[Supplied data — start]
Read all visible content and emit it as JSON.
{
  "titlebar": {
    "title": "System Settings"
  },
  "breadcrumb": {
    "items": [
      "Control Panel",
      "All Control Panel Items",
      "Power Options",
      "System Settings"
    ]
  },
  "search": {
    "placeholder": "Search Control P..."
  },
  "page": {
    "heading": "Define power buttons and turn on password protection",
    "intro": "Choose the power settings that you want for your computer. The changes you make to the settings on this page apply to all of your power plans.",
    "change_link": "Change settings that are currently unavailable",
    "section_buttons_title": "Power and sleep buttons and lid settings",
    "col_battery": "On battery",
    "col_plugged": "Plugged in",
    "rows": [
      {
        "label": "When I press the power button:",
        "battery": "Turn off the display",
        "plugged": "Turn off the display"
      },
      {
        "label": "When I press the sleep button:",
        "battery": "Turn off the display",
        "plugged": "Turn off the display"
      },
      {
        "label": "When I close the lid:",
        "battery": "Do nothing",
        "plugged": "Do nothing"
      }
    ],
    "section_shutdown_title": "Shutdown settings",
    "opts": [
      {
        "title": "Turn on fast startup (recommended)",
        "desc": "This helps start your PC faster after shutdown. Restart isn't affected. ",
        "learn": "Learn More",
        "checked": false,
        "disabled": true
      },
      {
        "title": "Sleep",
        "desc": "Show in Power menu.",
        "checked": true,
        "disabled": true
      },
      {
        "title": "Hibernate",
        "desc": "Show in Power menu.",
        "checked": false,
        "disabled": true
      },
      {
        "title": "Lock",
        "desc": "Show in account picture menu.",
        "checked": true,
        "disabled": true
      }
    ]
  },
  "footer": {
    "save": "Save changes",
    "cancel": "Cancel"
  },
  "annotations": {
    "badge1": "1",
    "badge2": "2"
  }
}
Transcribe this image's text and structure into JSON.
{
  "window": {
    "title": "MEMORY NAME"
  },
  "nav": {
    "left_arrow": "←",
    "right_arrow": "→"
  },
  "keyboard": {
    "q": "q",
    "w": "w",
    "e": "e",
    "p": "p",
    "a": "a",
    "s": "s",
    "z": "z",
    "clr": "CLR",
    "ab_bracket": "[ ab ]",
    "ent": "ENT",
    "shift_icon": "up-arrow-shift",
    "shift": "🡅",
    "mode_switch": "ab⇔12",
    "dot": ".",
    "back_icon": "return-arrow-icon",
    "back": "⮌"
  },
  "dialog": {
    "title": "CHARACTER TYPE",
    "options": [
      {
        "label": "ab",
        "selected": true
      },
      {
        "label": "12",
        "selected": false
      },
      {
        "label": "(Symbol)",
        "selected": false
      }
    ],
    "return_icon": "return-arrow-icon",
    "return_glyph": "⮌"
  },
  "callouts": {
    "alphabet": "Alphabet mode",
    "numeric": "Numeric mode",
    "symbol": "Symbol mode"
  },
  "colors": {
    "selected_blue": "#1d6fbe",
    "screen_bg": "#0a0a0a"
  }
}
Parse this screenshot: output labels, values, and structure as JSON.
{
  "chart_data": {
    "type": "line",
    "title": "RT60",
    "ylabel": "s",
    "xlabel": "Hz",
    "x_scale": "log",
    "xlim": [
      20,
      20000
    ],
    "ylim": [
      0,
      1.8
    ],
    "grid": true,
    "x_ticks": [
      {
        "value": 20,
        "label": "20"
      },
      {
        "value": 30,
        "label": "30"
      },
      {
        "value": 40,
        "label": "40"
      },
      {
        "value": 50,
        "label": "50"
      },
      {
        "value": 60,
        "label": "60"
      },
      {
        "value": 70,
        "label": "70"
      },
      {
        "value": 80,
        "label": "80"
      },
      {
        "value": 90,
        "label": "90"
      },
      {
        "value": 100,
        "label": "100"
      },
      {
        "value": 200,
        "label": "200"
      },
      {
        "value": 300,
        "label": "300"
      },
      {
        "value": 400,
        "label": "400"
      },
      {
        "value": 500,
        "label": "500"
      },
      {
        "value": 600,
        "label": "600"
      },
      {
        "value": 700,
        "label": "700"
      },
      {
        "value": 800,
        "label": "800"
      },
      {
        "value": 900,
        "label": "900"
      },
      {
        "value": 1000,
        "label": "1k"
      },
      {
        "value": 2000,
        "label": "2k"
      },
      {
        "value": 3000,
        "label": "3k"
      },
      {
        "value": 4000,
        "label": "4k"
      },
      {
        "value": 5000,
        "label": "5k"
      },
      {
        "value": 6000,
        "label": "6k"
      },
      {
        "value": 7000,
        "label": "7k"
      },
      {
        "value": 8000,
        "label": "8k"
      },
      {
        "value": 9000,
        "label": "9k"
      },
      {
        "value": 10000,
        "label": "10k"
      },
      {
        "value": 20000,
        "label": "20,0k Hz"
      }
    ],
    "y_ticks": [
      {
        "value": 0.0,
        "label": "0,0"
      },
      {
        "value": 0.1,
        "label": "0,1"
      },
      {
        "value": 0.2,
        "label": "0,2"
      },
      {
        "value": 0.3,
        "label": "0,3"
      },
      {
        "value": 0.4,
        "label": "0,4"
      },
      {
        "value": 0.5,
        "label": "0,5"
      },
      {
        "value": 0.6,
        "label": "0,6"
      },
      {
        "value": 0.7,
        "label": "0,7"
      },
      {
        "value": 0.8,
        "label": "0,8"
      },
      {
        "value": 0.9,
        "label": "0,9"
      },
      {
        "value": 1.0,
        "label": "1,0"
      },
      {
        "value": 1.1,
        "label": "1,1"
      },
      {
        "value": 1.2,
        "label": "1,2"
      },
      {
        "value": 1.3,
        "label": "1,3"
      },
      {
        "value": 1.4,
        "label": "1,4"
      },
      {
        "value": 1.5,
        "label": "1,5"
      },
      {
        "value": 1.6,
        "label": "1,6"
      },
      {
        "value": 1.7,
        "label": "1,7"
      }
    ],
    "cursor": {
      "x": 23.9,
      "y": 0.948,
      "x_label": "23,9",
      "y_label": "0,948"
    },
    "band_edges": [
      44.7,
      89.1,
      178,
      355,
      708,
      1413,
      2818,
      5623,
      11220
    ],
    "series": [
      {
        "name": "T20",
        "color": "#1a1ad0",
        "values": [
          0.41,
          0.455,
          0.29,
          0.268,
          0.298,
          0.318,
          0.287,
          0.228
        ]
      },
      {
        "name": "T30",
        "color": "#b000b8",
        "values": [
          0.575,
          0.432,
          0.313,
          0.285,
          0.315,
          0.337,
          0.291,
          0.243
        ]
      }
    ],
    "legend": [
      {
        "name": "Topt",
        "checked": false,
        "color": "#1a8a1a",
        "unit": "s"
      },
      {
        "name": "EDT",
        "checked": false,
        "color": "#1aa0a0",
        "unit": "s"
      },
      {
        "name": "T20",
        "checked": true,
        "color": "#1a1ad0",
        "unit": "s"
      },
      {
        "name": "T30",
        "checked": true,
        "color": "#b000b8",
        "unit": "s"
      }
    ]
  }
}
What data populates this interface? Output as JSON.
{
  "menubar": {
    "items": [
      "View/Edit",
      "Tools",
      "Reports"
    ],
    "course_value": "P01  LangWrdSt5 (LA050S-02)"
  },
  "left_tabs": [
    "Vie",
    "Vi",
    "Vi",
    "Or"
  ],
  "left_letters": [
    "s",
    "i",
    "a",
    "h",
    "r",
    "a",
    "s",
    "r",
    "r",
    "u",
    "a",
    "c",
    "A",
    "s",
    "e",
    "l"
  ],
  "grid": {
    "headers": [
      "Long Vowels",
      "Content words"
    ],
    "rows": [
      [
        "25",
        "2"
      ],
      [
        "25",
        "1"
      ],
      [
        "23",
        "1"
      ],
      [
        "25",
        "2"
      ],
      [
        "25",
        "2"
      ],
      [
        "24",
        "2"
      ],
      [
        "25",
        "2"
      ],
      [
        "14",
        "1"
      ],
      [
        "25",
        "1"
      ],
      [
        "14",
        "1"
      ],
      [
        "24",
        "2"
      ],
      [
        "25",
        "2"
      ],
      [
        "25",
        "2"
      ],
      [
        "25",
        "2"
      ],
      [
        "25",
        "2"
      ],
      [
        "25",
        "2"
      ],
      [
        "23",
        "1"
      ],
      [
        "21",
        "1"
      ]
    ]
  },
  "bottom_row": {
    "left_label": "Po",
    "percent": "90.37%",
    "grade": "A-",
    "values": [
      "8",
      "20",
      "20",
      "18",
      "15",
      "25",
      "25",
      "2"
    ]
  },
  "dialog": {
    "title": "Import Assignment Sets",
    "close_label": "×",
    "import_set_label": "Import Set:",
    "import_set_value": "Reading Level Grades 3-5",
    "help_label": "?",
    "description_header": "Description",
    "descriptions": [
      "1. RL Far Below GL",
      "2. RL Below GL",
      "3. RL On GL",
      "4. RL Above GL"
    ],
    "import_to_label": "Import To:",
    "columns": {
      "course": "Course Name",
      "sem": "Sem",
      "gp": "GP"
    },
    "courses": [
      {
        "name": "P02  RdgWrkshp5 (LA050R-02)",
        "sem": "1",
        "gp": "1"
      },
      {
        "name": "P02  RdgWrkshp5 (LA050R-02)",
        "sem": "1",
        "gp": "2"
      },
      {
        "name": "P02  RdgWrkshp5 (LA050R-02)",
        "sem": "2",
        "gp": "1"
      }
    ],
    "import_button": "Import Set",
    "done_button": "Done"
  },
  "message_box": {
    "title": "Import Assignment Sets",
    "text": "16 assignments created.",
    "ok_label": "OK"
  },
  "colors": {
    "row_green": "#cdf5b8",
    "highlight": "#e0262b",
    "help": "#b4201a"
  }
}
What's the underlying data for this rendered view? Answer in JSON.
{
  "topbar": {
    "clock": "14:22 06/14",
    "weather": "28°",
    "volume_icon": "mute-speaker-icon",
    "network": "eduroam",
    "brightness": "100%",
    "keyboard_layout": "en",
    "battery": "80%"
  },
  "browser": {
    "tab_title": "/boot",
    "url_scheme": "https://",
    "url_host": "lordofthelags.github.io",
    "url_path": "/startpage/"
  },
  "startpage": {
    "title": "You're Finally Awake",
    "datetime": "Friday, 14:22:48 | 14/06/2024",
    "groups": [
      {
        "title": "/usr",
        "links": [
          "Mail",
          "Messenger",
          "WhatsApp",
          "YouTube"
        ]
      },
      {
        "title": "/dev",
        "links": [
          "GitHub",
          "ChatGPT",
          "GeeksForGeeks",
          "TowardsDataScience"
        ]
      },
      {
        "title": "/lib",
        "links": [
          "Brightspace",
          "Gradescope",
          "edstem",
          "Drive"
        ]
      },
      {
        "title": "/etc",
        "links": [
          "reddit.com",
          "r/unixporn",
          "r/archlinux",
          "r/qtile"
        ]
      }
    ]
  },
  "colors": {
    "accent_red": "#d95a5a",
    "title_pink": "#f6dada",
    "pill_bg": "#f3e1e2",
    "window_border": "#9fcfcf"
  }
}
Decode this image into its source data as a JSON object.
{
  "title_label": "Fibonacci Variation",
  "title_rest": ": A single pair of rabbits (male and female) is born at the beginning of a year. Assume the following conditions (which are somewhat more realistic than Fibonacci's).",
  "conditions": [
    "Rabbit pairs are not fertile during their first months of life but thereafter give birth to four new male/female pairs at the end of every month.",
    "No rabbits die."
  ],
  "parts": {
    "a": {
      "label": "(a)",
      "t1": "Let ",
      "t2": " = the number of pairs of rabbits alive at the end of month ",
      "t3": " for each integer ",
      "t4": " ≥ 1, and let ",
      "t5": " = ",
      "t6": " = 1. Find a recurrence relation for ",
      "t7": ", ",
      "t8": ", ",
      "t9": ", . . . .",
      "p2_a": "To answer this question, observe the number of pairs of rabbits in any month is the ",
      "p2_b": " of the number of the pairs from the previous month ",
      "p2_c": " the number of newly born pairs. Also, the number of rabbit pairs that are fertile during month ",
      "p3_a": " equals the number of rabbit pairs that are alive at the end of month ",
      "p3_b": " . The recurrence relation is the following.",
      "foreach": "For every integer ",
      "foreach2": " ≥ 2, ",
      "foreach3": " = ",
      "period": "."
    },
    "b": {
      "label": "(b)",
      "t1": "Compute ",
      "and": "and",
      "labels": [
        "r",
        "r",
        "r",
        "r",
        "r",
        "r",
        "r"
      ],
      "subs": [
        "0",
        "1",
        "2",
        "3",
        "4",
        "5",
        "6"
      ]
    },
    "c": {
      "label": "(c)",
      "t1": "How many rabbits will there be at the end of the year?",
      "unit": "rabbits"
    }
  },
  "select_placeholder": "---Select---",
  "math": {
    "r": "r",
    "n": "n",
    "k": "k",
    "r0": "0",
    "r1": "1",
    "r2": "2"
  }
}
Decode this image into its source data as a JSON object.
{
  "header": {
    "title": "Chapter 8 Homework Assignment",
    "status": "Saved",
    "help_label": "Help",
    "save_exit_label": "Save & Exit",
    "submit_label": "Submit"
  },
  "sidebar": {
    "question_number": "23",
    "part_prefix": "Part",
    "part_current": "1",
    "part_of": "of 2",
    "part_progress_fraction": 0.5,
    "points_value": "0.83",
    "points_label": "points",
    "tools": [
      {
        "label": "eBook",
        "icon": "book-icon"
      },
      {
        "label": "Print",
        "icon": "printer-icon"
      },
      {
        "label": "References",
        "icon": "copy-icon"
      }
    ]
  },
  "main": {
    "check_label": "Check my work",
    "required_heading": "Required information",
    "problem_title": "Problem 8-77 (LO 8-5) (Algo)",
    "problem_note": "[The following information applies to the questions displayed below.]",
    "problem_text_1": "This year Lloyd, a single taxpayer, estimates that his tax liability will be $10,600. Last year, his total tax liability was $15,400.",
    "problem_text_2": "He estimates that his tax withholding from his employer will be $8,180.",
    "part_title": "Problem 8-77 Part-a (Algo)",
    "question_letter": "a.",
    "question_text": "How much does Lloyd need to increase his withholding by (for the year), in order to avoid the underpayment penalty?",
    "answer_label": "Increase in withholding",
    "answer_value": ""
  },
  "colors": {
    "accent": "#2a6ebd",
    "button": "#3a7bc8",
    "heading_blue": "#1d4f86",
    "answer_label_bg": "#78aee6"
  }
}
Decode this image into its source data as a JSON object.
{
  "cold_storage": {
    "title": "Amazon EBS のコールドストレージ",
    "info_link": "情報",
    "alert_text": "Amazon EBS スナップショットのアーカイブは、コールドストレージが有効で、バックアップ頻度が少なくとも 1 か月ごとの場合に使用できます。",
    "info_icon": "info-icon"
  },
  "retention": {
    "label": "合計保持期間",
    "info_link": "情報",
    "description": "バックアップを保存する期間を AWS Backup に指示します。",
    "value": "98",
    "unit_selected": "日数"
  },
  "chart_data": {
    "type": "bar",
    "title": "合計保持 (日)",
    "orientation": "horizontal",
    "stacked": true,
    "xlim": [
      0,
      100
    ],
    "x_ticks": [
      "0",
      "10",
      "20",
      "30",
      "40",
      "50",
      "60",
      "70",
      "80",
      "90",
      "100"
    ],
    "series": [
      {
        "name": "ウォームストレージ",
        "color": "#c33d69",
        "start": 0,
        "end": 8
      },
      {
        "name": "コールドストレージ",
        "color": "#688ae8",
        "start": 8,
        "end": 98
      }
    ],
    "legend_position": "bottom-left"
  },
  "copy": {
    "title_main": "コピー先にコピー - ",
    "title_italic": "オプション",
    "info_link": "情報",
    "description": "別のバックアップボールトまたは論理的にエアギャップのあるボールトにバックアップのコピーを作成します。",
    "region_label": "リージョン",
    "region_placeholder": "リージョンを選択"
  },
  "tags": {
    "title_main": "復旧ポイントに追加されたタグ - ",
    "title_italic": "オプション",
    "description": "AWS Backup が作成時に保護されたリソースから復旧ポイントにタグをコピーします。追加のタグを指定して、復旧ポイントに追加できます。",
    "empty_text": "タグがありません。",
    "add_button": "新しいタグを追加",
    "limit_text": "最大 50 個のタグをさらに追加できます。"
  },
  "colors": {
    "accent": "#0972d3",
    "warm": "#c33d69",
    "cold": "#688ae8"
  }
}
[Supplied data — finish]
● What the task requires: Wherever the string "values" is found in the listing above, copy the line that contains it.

● Solution to the exercise:
Parse this screenshot: output labels, values, and structure as JSON.
        "values": [
        "values": [
    "values": [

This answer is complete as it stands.